→ What you are asked to do: Reproduce all the lines below exactly and omit the images.

**** Material for this task

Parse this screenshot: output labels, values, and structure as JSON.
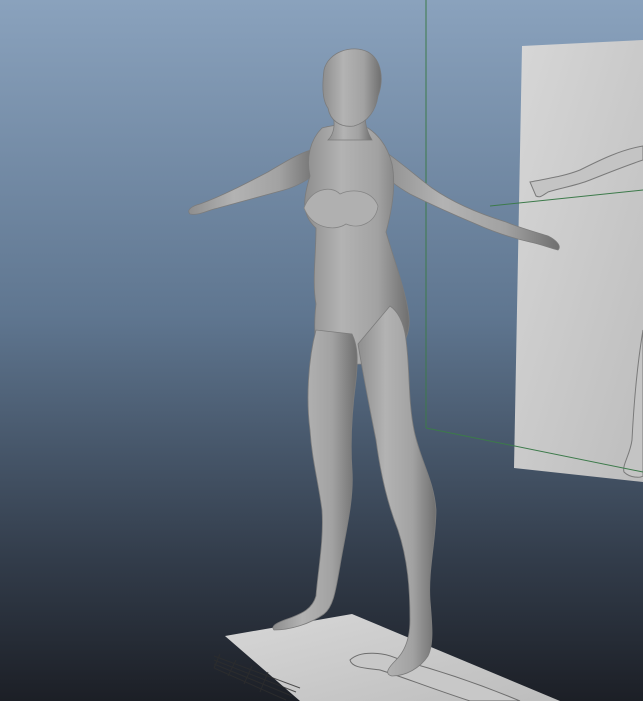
{
  "viewport": {
    "background_top": "#8aa2bd",
    "background_bottom": "#1c1f26",
    "grid_axis_color": "#3c7a4a",
    "image_plane_color": "#cfcfcf",
    "floor_plane_color": "#d4d4d4",
    "model_color": "#a9a9a9"
  }
}
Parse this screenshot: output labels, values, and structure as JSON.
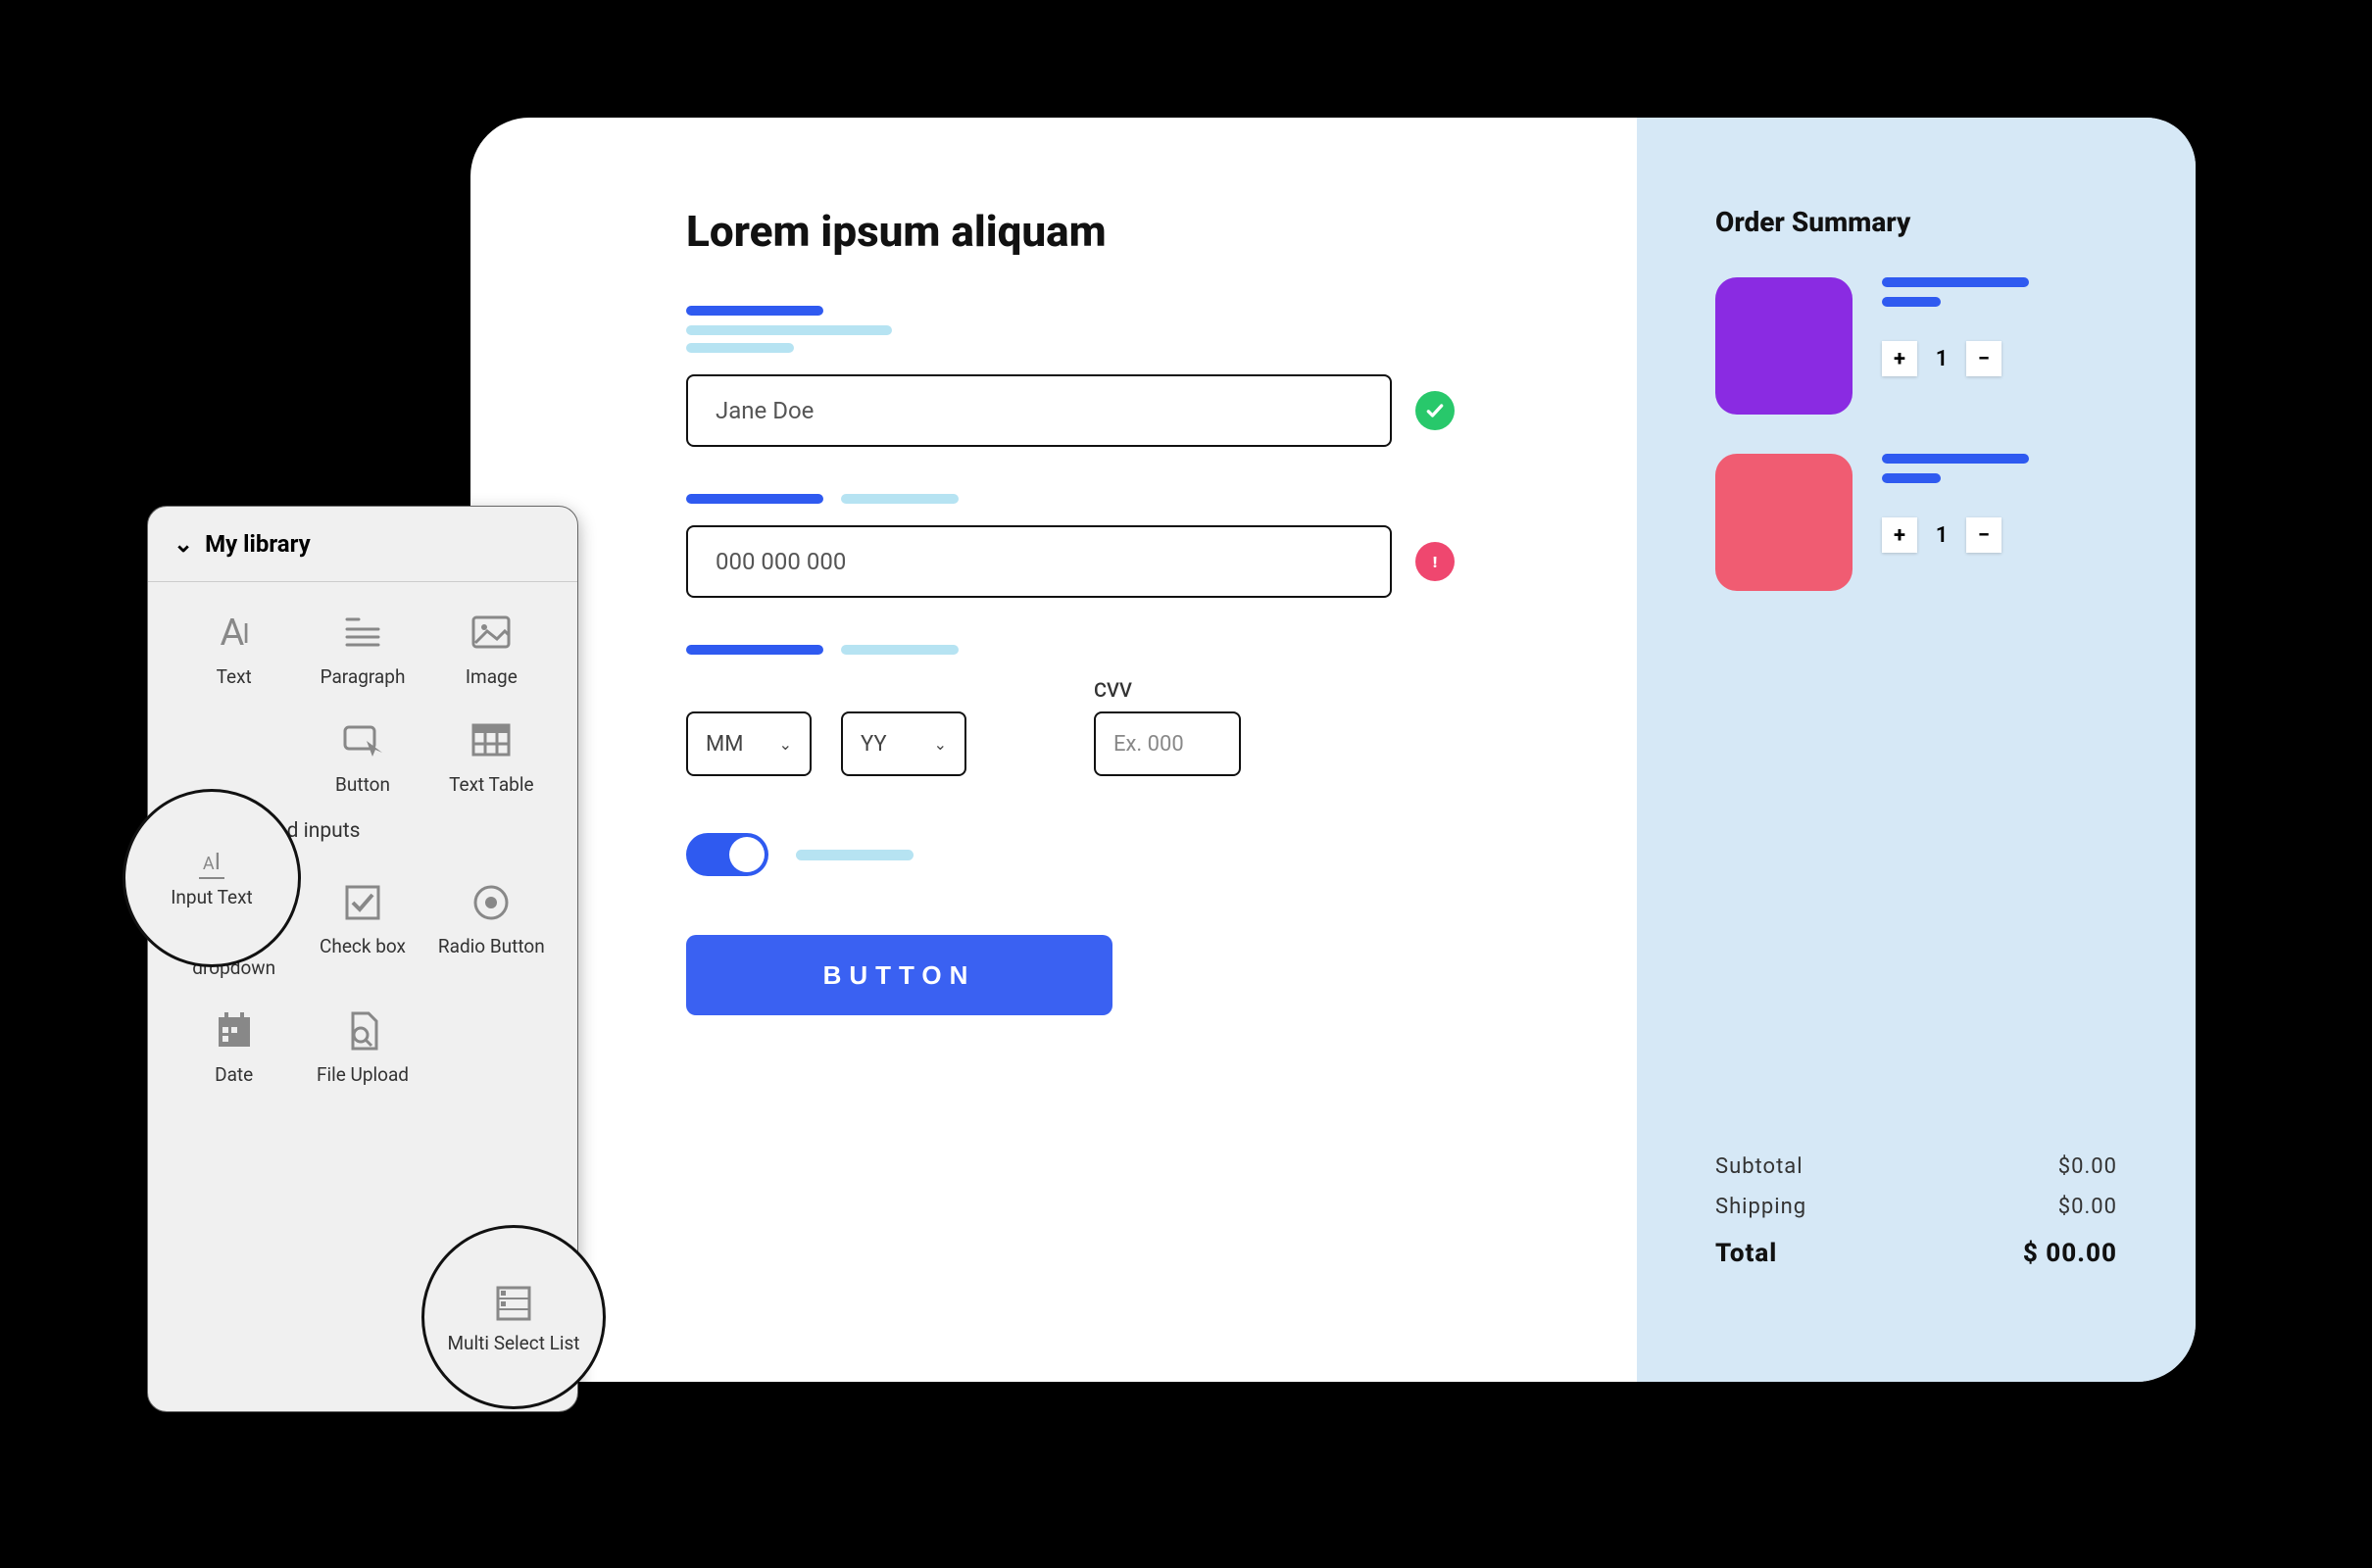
{
  "library": {
    "title": "My library",
    "items_row1": [
      "Text",
      "Paragraph",
      "Image"
    ],
    "items_row2": [
      "Input Text",
      "Button",
      "Text Table"
    ],
    "section2": "Forms and inputs",
    "items_row3": [
      "Native dropdown",
      "Check box",
      "Radio Button"
    ],
    "items_row4": [
      "Date",
      "File Upload",
      "Multi Select List"
    ],
    "highlight1": "Input Text",
    "highlight2": "Multi Select List"
  },
  "form": {
    "title": "Lorem ipsum aliquam",
    "name_value": "Jane Doe",
    "phone_value": "000 000 000",
    "mm": "MM",
    "yy": "YY",
    "cvv_label": "CVV",
    "cvv_placeholder": "Ex. 000",
    "button_label": "BUTTON"
  },
  "summary": {
    "title": "Order Summary",
    "item1_qty": "1",
    "item2_qty": "1",
    "subtotal_label": "Subtotal",
    "subtotal_value": "$0.00",
    "shipping_label": "Shipping",
    "shipping_value": "$0.00",
    "total_label": "Total",
    "total_value": "$ 00.00"
  }
}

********

→ Final answer:
Parse this screenshot: output labels, values, and structure as JSON.
{
  "viewport": {
    "background_top": "#8aa2bd",
    "background_bottom": "#1c1f26",
    "grid_axis_color": "#3c7a4a",
    "image_plane_color": "#cfcfcf",
    "floor_plane_color": "#d4d4d4",
    "model_color": "#a9a9a9"
  }
}
Parse this screenshot: output labels, values, and structure as JSON.
{
  "library": {
    "title": "My library",
    "items_row1": [
      "Text",
      "Paragraph",
      "Image"
    ],
    "items_row2": [
      "Input Text",
      "Button",
      "Text Table"
    ],
    "section2": "Forms and inputs",
    "items_row3": [
      "Native dropdown",
      "Check box",
      "Radio Button"
    ],
    "items_row4": [
      "Date",
      "File Upload",
      "Multi Select List"
    ],
    "highlight1": "Input Text",
    "highlight2": "Multi Select List"
  },
  "form": {
    "title": "Lorem ipsum aliquam",
    "name_value": "Jane Doe",
    "phone_value": "000 000 000",
    "mm": "MM",
    "yy": "YY",
    "cvv_label": "CVV",
    "cvv_placeholder": "Ex. 000",
    "button_label": "BUTTON"
  },
  "summary": {
    "title": "Order Summary",
    "item1_qty": "1",
    "item2_qty": "1",
    "subtotal_label": "Subtotal",
    "subtotal_value": "$0.00",
    "shipping_label": "Shipping",
    "shipping_value": "$0.00",
    "total_label": "Total",
    "total_value": "$ 00.00"
  }
}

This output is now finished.